“Her passion for design collaboration and genuine care for Silent Rivers’ production staff during construction was deeply felt, second to none, as we became an extension of their family for a brief time,” says Halfhill. “Her unexpected passing saddened us all.”
Mixing design styles
The combination of uses—entertaining, wine storage, theater and serving—presented both functional and aesthetic challenges, says Silent Rivers Designer Steve Wilke-Shapiro, M. ARCH, MSW. Functionally, the theater room had to be isolated from adjacent spaces to reduce sound vibration between the theater, the living room above and the wine cellar. To do this, the team installed double-frame walls, furring, foam insulation and sound isolation gypsum board on all sides of the theater.
Aesthetically, the team had to navigate carefully between the clients’ desire for both a more contemporary theater room and a more traditional wine cellar. Curves and reveals span across the distinct use areas to lead the eye across the room with minimal visual interruption. For example, says Wilke-Shapiro, the line of the fireplace mantle continues toward the theater entry and ends at a ledgestone-clad pier; it is then picked up in the valance above the theater entry and continues across the room and into the wine cellar barrel vault. This helps link the two spaces together despite their different aesthetics and palettes.
Thin ledgestone veneer works as a unifying element throughout the space, appearing on the fireplace wall, on columns in the bar area, and in the tasting room and wine cellar.
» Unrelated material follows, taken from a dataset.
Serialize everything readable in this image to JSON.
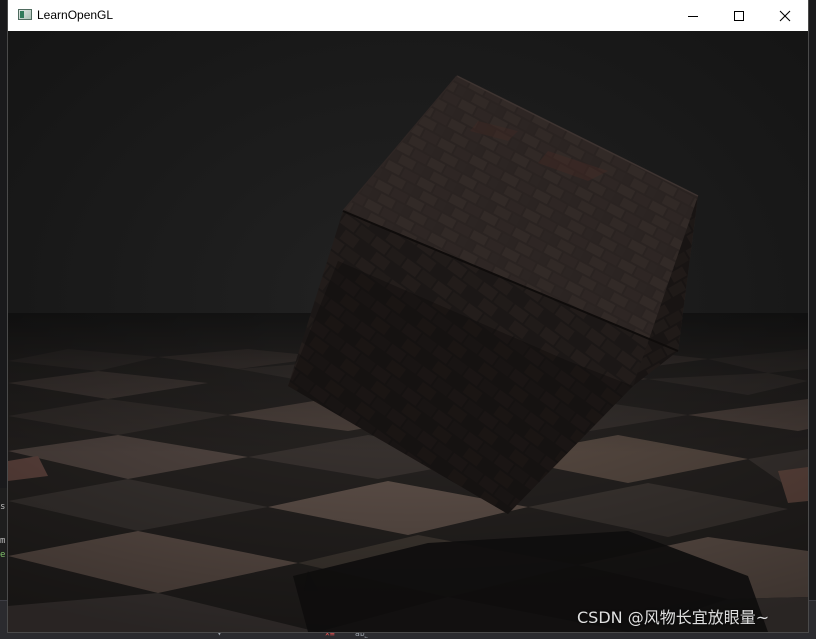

Wilke-Shapiro incorporated the stone veneer into every corner and entryway. The team also worked with the clients to select a family of light fixtures that mesh with the traditional feel of the wine cellar without abandoning the more contemporary detailing outside in the hearth room.
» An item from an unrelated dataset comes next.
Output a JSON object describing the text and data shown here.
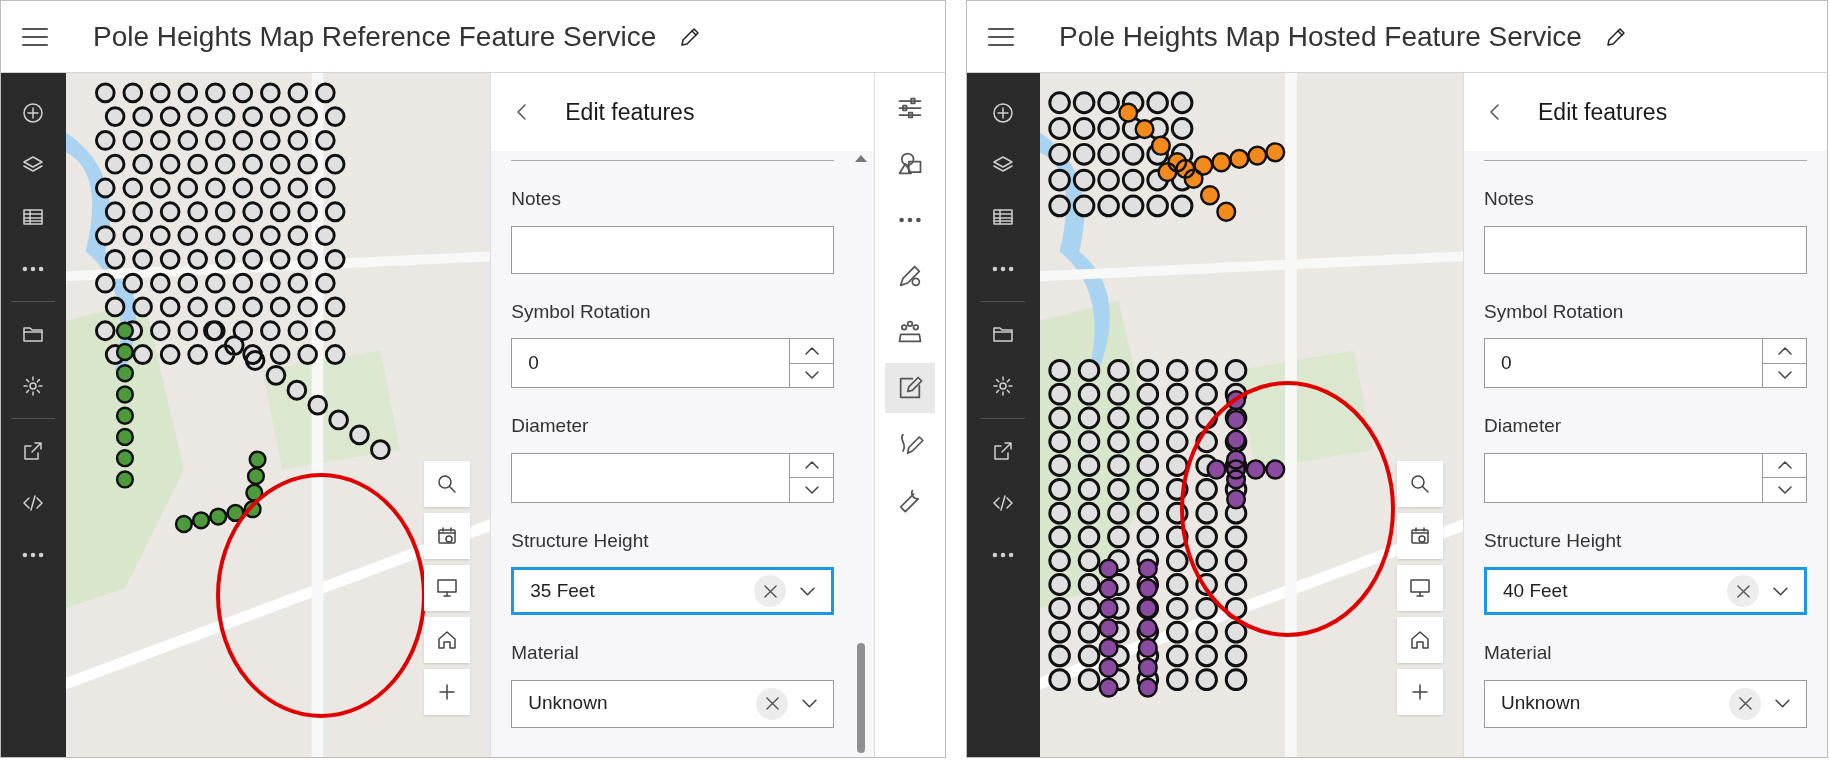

Each space’s color palette was selected to set the stage for its usage, and to complement the palettes of adjoining spaces. For the theater, the team used Sherwin Williams’ Samover Silver (SW 6233) for a cooler, more modern ambiance. Warmer palettes were used for the tasting room (Oyster Bar SW 6206) and the bar, cellar, and hearth room (Latte SW 6108).
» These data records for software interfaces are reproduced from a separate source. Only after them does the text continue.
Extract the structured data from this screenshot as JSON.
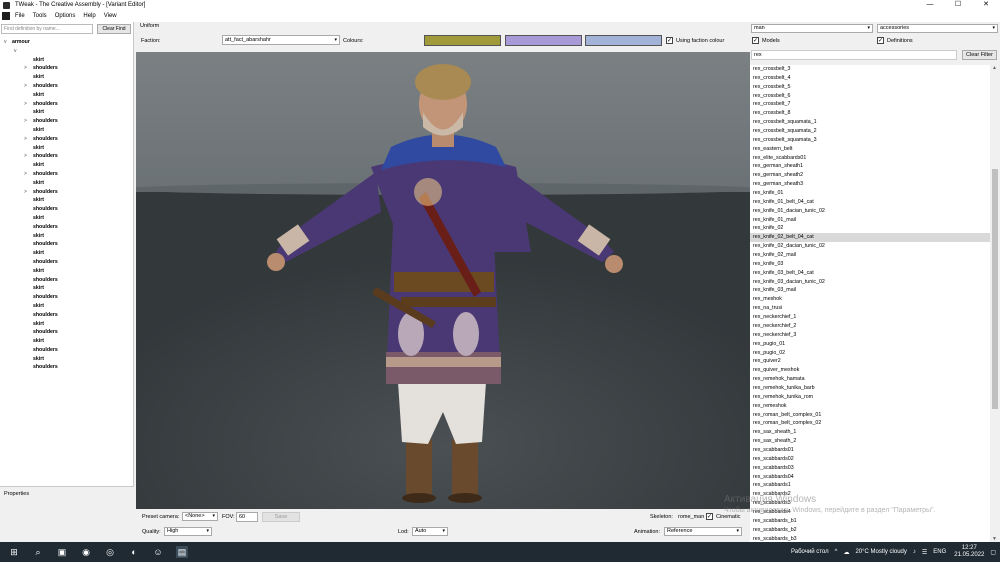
{
  "window": {
    "title": "TWeak - The Creative Assembly - [Variant Editor]",
    "controls": [
      "—",
      "☐",
      "✕"
    ]
  },
  "menu": [
    "File",
    "Tools",
    "Options",
    "Help",
    "View"
  ],
  "left": {
    "find_placeholder": "Find definition by name...",
    "clear_find": "Clear Find",
    "tree_root": "armour",
    "tree_items": [
      "skirt",
      "shoulders",
      "skirt",
      "shoulders",
      "skirt",
      "shoulders",
      "skirt",
      "shoulders",
      "skirt",
      "shoulders",
      "skirt",
      "shoulders",
      "skirt",
      "shoulders",
      "skirt",
      "shoulders",
      "skirt",
      "shoulders",
      "skirt",
      "shoulders",
      "skirt",
      "shoulders",
      "skirt",
      "shoulders",
      "skirt",
      "shoulders",
      "skirt",
      "shoulders",
      "skirt",
      "shoulders",
      "skirt",
      "shoulders",
      "skirt",
      "shoulders",
      "skirt",
      "shoulders"
    ],
    "properties_label": "Properties"
  },
  "center": {
    "uniform_label": "Uniform",
    "faction_label": "Faction:",
    "faction_value": "att_fact_abarshahr",
    "colours_label": "Colours:",
    "colours": [
      "#a09a3a",
      "#a79ad6",
      "#a3b3d8"
    ],
    "use_faction_colour": "Using faction colour",
    "preset_camera_label": "Preset camera:",
    "preset_camera_value": "<None>",
    "fov_label": "FOV:",
    "fov_value": "60",
    "save_label": "Save",
    "quality_label": "Quality:",
    "quality_value": "High",
    "lod_label": "Lod:",
    "lod_value": "Auto",
    "skeleton_label": "Skeleton:",
    "skeleton_value": "rome_man",
    "cinematic_label": "Cinematic",
    "animation_label": "Animation:",
    "animation_value": "Reference"
  },
  "right": {
    "category_value": "man",
    "type_value": "accessories",
    "models_label": "Models",
    "definitions_label": "Definitions",
    "filter_value": "rex",
    "clear_filter": "Clear Filter",
    "items": [
      "rex_crossbelt_3",
      "rex_crossbelt_4",
      "rex_crossbelt_5",
      "rex_crossbelt_6",
      "rex_crossbelt_7",
      "rex_crossbelt_8",
      "rex_crossbelt_squamata_1",
      "rex_crossbelt_squamata_2",
      "rex_crossbelt_squamata_3",
      "rex_eastern_belt",
      "rex_elite_scabbards01",
      "rex_german_sheath1",
      "rex_german_sheath2",
      "rex_german_sheath3",
      "rex_knife_01",
      "rex_knife_01_belt_04_cat",
      "rex_knife_01_dacian_tunic_02",
      "rex_knife_01_mail",
      "rex_knife_02",
      "rex_knife_02_belt_04_cat",
      "rex_knife_02_dacian_tunic_02",
      "rex_knife_02_mail",
      "rex_knife_03",
      "rex_knife_03_belt_04_cat",
      "rex_knife_03_dacian_tunic_02",
      "rex_knife_03_mail",
      "rex_meshok",
      "rex_na_trusi",
      "rex_neckerchief_1",
      "rex_neckerchief_2",
      "rex_neckerchief_3",
      "rex_pugio_01",
      "rex_pugio_02",
      "rex_quiver2",
      "rex_quiver_meshok",
      "rex_remehok_hamata",
      "rex_remehok_tunika_barb",
      "rex_remehok_tunika_rom",
      "rex_remeshok",
      "rex_roman_belt_complex_01",
      "rex_roman_belt_complex_02",
      "rex_sax_sheath_1",
      "rex_sax_sheath_2",
      "rex_scabbards01",
      "rex_scabbards02",
      "rex_scabbards03",
      "rex_scabbards04",
      "rex_scabbards1",
      "rex_scabbards2",
      "rex_scabbards3",
      "rex_scabbards4",
      "rex_scabbards_b1",
      "rex_scabbards_b2",
      "rex_scabbards_b3"
    ],
    "selected_index": 19
  },
  "watermark": {
    "line1": "Активация Windows",
    "line2": "Чтобы активировать Windows, перейдите в раздел \"Параметры\"."
  },
  "taskbar": {
    "desktop_label": "Рабочий стол",
    "weather": "20°C  Mostly cloudy",
    "lang": "ENG",
    "time": "12:27",
    "date": "21.05.2022"
  }
}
Wine cellars and sustainable design
Silent Rivers incorporates sustainable design into projects whenever possible. A wine cellar, however, has different temperature and humidity needs than the rest of a house, and often requires a separate cooling unit.
The cellar is maintained at a constant 56 F to properly age and store the wine. To minimize the energy impact of the climate-controlled room, the team installed foam insulation on all walls and the ceiling. The foam insulation combined with air-sealing strategies also ensure that humidity is handled within the room without generating condensation that could impact adjacent spaces. Energy-efficient LED lighting was installed to decrease the load on the chiller, since LED bulbs produce less heat than incandescent bulbs.
Humidity-resistant materials were carefully selected to align with the design intent of creating a rich, warm atmosphere. “We used a stained and finished mahogany wine rack system, tile floor, and stone veneer accent,” says Wilke-Shapiro.
Outside of the cellar, LEDs were used for accent lighting in the bar, theater, and hearth room.
The power of collaboration
Silent Rivers uses the design-build project delivery method to cultivate a team approach amongst project participants, and to provide clients with an integrated experience from initial sales call through final punch list.
“Rather than the designer and contractor butting heads over details and costs, design-build allows us to focus on providing the best results to our clients,” explains Wilke-Shapiro. “From the design perspective, we can integrate input from our estimators and carpenters as the design is developed. As we transition from design to construction, team collaboration on the final pricing helps to refine any remaining questions. And during construction and closeout, regular internal communication helps to facilitate the process.”